Thomas, Angie. The Hate U Give. Balzer + Bray, 2017.
image from: angiethomas.com/books
Summary (from angiethomas.com/books)
Sixteen-year-old Starr Carter navigates between the poverty-stricken neighborhood she has grown up in and the upper-crust suburban prep school she attends. Her life is up-ended when she is the sole witness to a police officer shooting her best friend, Khalil, who turns out to have been unarmed during the confrontation – but may or may not have been a drug dealer. As Starr finds herself even more torn between the two vastly different worlds she inhabits, she also has to contend with speaking her truth and, in the process, trying to stay alive herself.
When I first started hearing about this book, the plot synopsis did not appeal to me. I just didn't think I needed this book in my conservative, rural library. However, after hearing Angie Thomas at NTTBF17 discuss this book (and even read a bit from it!), I was glad I ordered it. As soon as it arrived in my library, I checked it out to read. I was not disappointed. This is not a fluffy read due to language and violence, which is part of what makes the story believable. The characters make the story relevant.
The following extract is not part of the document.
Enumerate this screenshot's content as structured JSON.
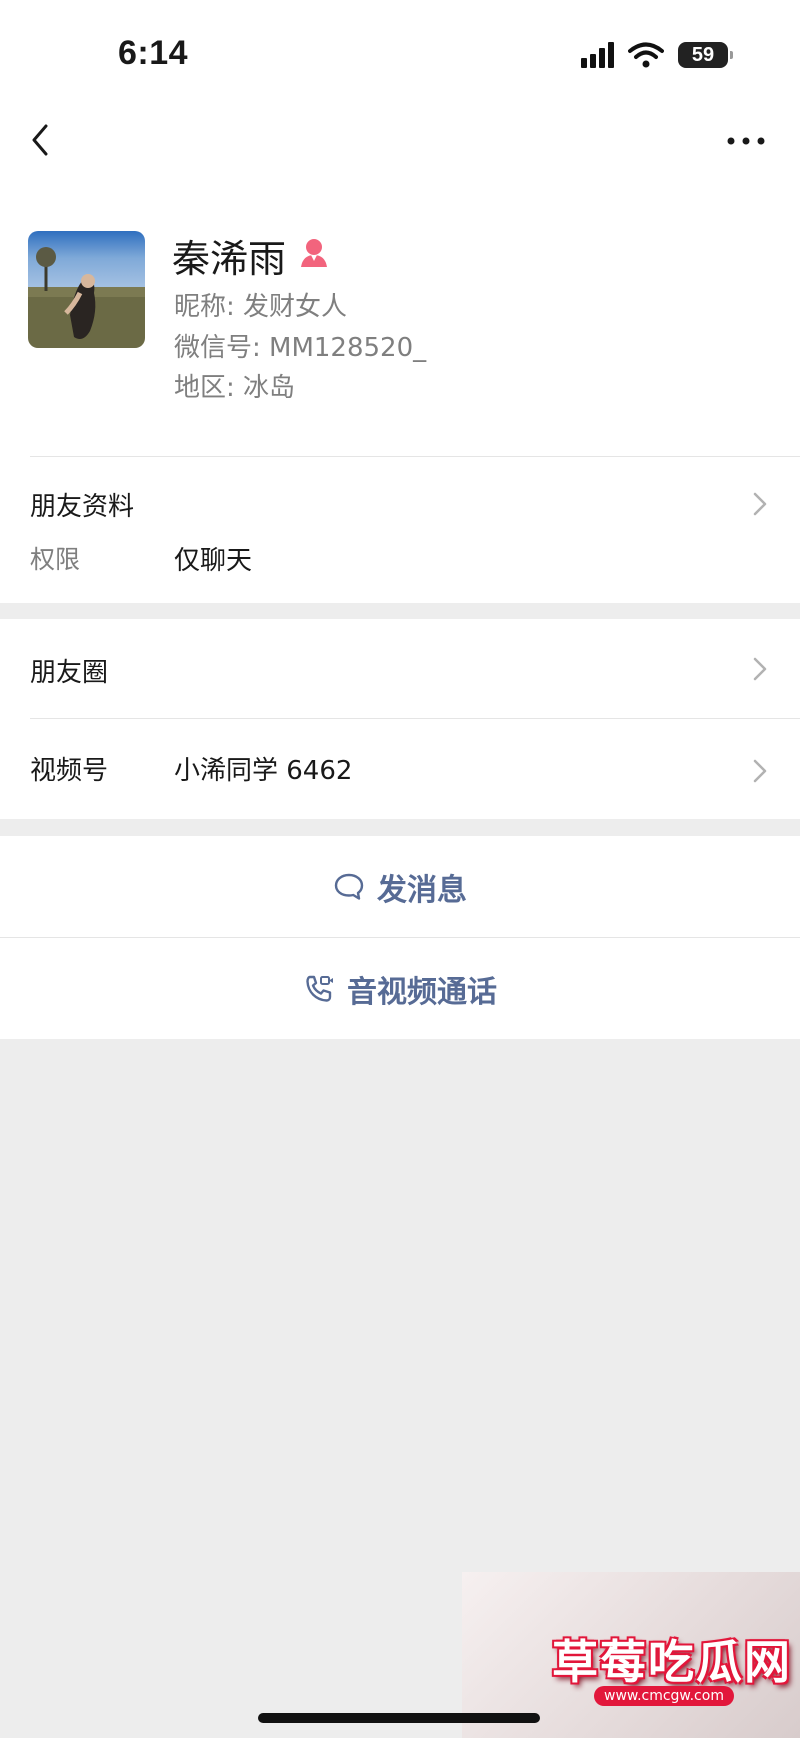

The title reference is on page 17 (which I didn't "see" until it was pointed out to me). There are pop culture references too, like the use of Tumblr.
The book is divided into five parts. I wasn't sure I wanted to finish the book because I didn't know how I'd react to the outcome of the trial. I hoped that Thomas would make it end "happily ever after," but I also knew I didn't want her to manipulate the story to make that happen. I honestly wasn't sure how it would go.
I felt for Starr when she said realizes that what she thought she's do in a situation turns out to be the opposite of what she does. "I always said that if I saw it [a black person getting killed just for being black] happen to somebody, I would have the loudest voice, making sure the world knew what went down. Now I am that person, and I'm too afraid to speak" (Thomas 35). Starr had to find her voice and use it as her most powerful weapon.
There is humor in this book. For example, Starr's dad, a former gang member,--it's explained how he got out of "the life"--claims Harry Potter is about gang theory. He makes good points. Some of Starr's descriptions of her neighbors are hilarious. Her neighbors also made me think about how communities come together at times. The description of herself at school versus the Garden Heights neighborhood Starr are funny (and realistic).
I thought it was ironic that I read this book the week of prom because there is prom episode in Starr's story.
This book made me think about a lot of things---which is what I think it is supposed to do. We often prejudge a person, situation, even a story line. As I read, I would catch myself thinking about my own comments, thoughts, and even actions (or lack of action) of "real life."
The story has good timing and didn't feel like it was over 400 pages (Yes, it's 444!).
Some quotations from the book:
Hailey & Starr "rode the waves of grief together" (Thomas 79).
"Sometimes you can do everything right and things will still go wrong. The key is to never stop doing right" (Thomas 154).
"Somebody's going to turn Mr. Lewis into a meme. He's making a fool out of himself and doesn't even know it" (Thomas 189).
"You have to decide if their mistakes are bigger than your love for them" (Thomas 264).